Climate experts have raised fears about the impact of climate change, which has played a major part of this devastation. Flooding in India was reported days after heavy rain across Western Europe and across China, as well as heat waves across the US. While it is true that all these are natural disasters, the principal responsibility for the human cost must be placed on the capitalist ruling elites. For decades it is those ruling elites that have failed to build infrastructure control to prepare for these disasters, failing to act upon warnings made by climate scientists.

They have also gone ahead with reckless construction projects based solely on profit motivations, with complete disregard for the impact these buildings have in facilitating floods.

In an article dealing with urban flooding, the DownToEarth website on October 11, 2019 noted: “Overburdened drainage, frenzied and unregulated construction, buildings constructed without paying any heed to the natural topography and hydro-geomorphology all add to the damage.” It highlighted that property developers have illegally built “on reclaimed wetlands, flood plains and law lands of the city as these areas have a cheaper land rate.”

The article gave a number of examples of how the government itself has been engaging in this reckless practice of building mega-projects right on the flood plains of various rivers.

The article particularly highlights the recurrent urban flooding in Mumbai, where the city’s old drainage system is “heavily silted and damaged.” Citing from a report tabled in the Maharashtra state assembly in early 2019, it notes: “The BRIMSTOWAD (Brihanmumbai Storm Water Disposal System) project, proposed in 1993, was intended to be a long-term road map for the city’s vulnerability to flooding; but no action was taken on it till the major flooding of 2005. The system has not been fully updated yet.”

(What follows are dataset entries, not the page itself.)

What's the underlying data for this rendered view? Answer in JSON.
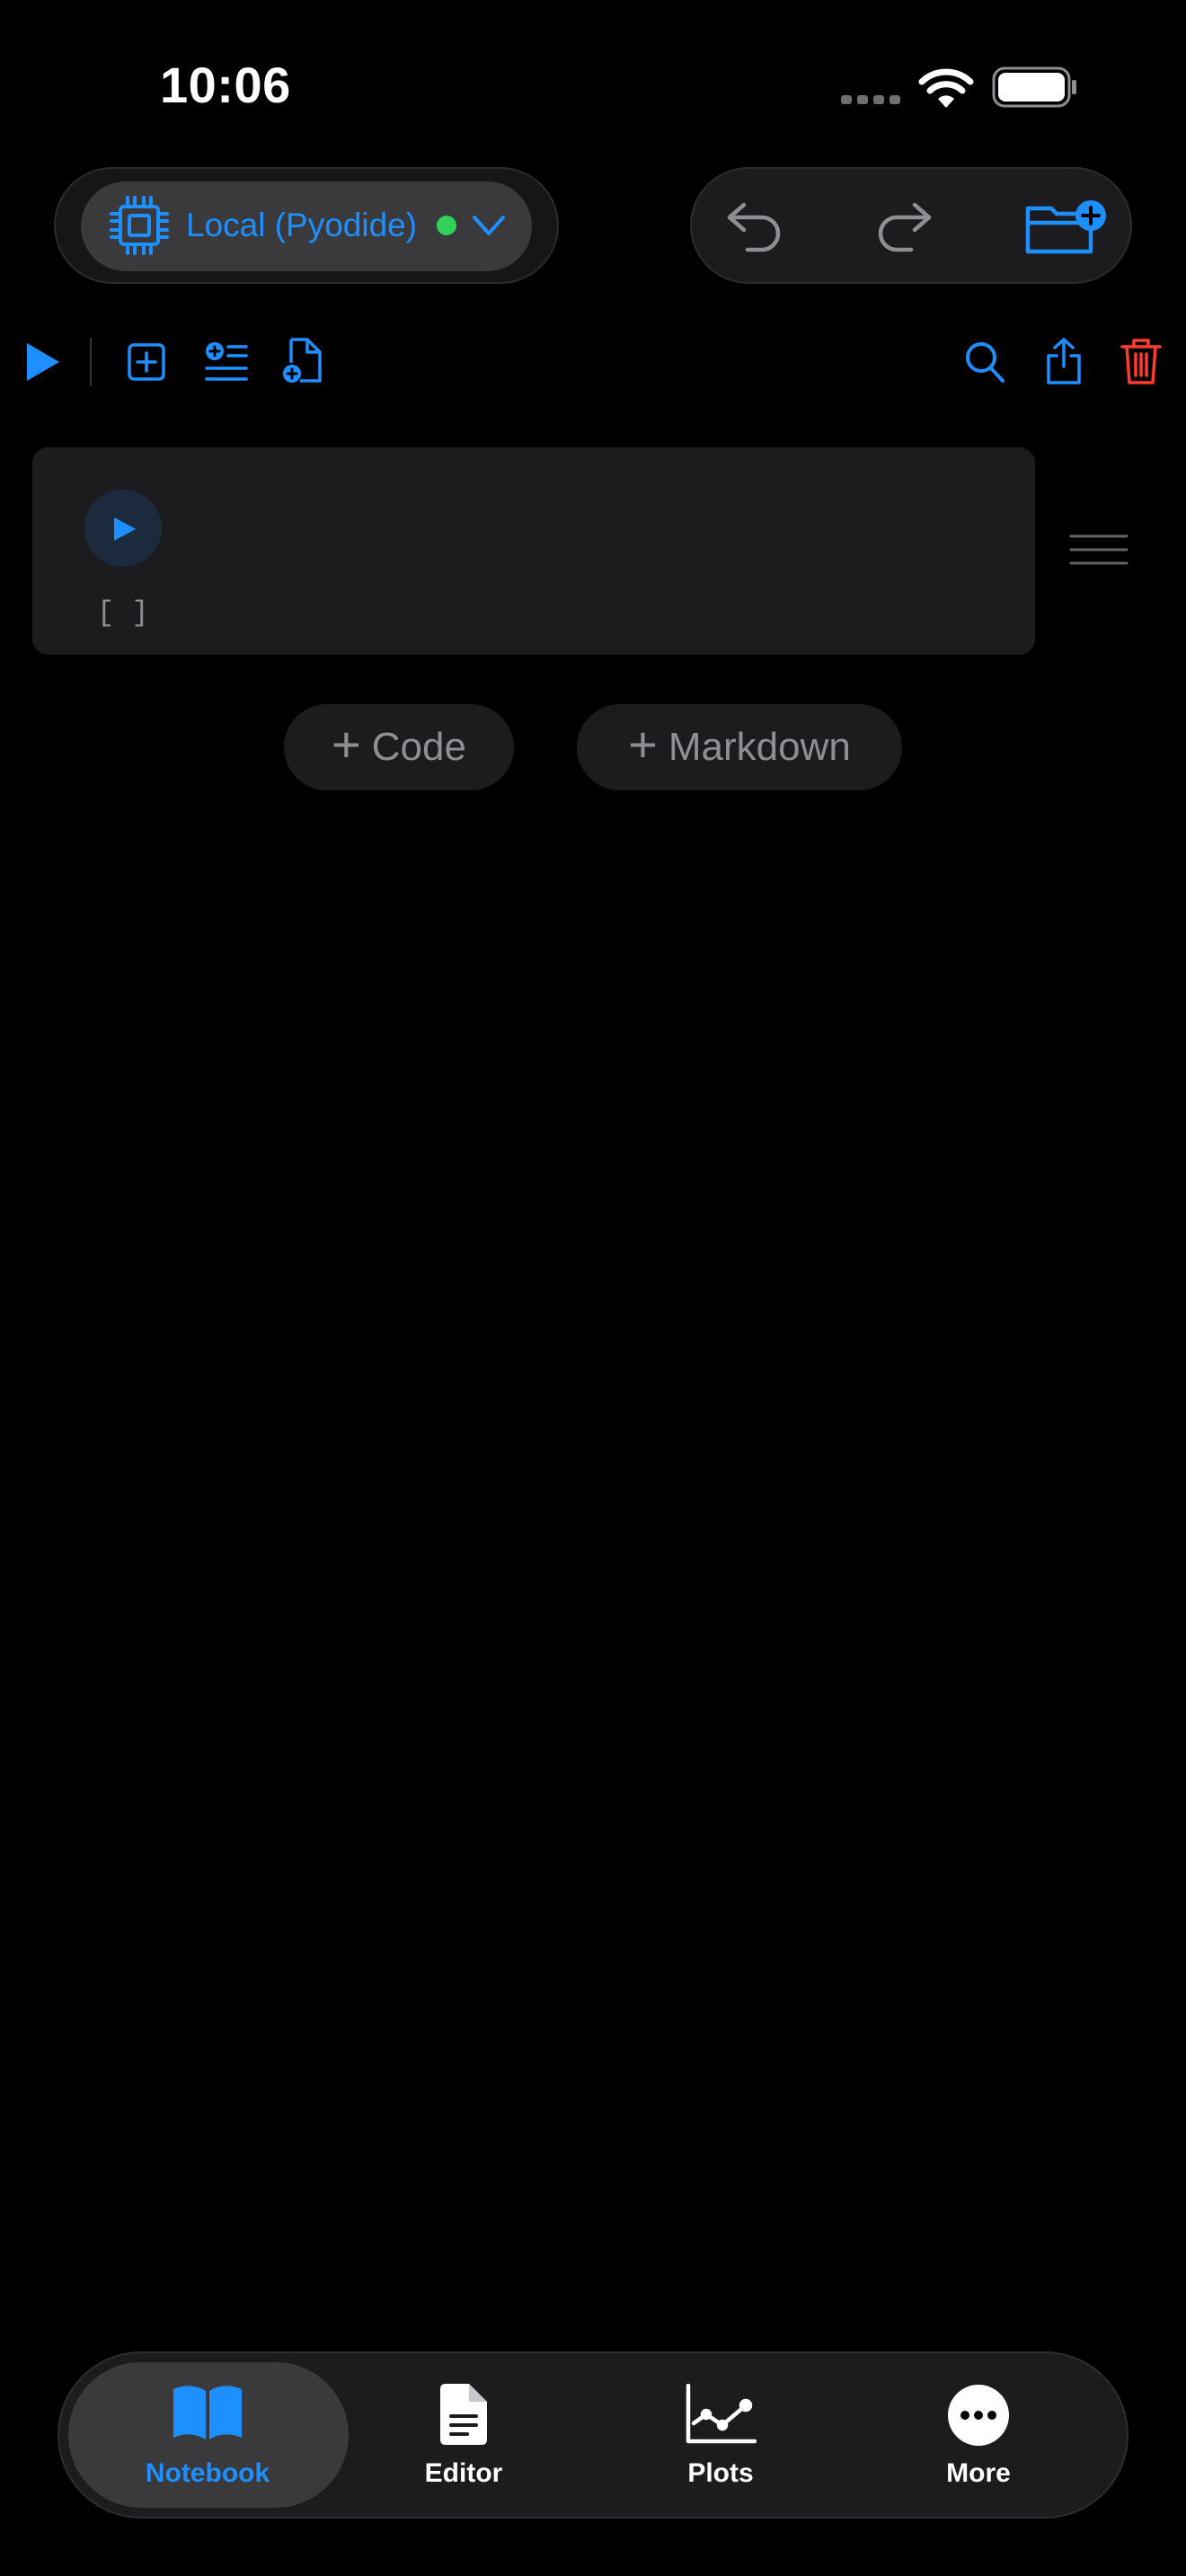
{
  "status_bar": {
    "time": "10:06"
  },
  "kernel": {
    "label": "Local (Pyodide)",
    "status_color": "#30d158",
    "icon": "cpu-chip-icon"
  },
  "history": {
    "undo_icon": "undo-icon",
    "redo_icon": "redo-icon",
    "new_folder_icon": "folder-add-icon"
  },
  "toolbar": {
    "left_icons": [
      "play-icon",
      "add-cell-icon",
      "add-text-cell-icon",
      "new-file-icon"
    ],
    "right_icons": [
      "search-icon",
      "share-icon",
      "trash-icon"
    ]
  },
  "cell": {
    "execution_count": "[ ]",
    "code": ""
  },
  "add_buttons": {
    "plus": "+",
    "code": "Code",
    "markdown": "Markdown"
  },
  "tabs": [
    {
      "label": "Notebook",
      "icon": "book-icon",
      "active": true
    },
    {
      "label": "Editor",
      "icon": "document-icon",
      "active": false
    },
    {
      "label": "Plots",
      "icon": "chart-icon",
      "active": false
    },
    {
      "label": "More",
      "icon": "ellipsis-icon",
      "active": false
    }
  ],
  "colors": {
    "accent": "#1e8fff",
    "danger": "#ff3b30",
    "background": "#000000",
    "surface": "#1c1c1e"
  }
}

This year alone, India has witnessed numerous natural disasters spanning from heat waves, cyclones, floods and wildfire. Some of the major incidents include:

The Uttarakhand flood was also known as the Chamoli disaster. On February 7, 2021, flooding in the Chamoli district ensued after an avalanche near Raini Village washed away the Rishiganga small hydro project and also hit the downstream hydroelectric power project at Tapovan on the river Dhauliganga. At least 72 workers were confirmed to have been killed. According to Wikipedia, the Indian government had disregarded warnings made by scientists for many years prior to the disaster that “the Himalayas had been warming at a dangerously high rate and the region’s ecosystem had become too physically exposed to the dangers of development projects.”

Cyclone Tauktae was a powerful and deadly tropical cyclone in the Arabian Sea which traveled parallel to the coasts of the Indian states of Kerala, Karnataka, Goa and Maharashtra in May 2021. It brought heavy rainfall and flash floods to areas along the coast of Kerala and on Lakshadweep, an archipelago off the coast of Kerala. The storm displaced over 200,000 people in Gujarat. Overall, 169 people were confirmed dead and another 81 people missing. Losses from Cyclone Tauktae are estimated at $2.1 billion.

Cyclone Yass was a strong and very damaging tropical cyclone that made landfall in Odisha and devastated West Bengal in late May. More than 4,500 villages were damaged, and various rural homes and agricultural lands were hard hit. In West Bengal, over 1,100 of the damaged villages were submerged in floods triggered by storm surges, displacing about 500,000 people. Overall, around 1 million people were affected in the state alone. The state government estimates total damages from the storm to be $2.76 billion in West Bengal.

The Modi government and Indian ruling elite have repeatedly shown their complete indifference to the lives of millions of Indian toilers. Their reckless “herd immunity policy” has led to deaths of several million people by COVID-19 which has spread across the country, according to a recent study by US-based Center for Global Development. This government lavishly spends hundreds of billion of dollars on the military, while leaving hundreds of million of people to their fate.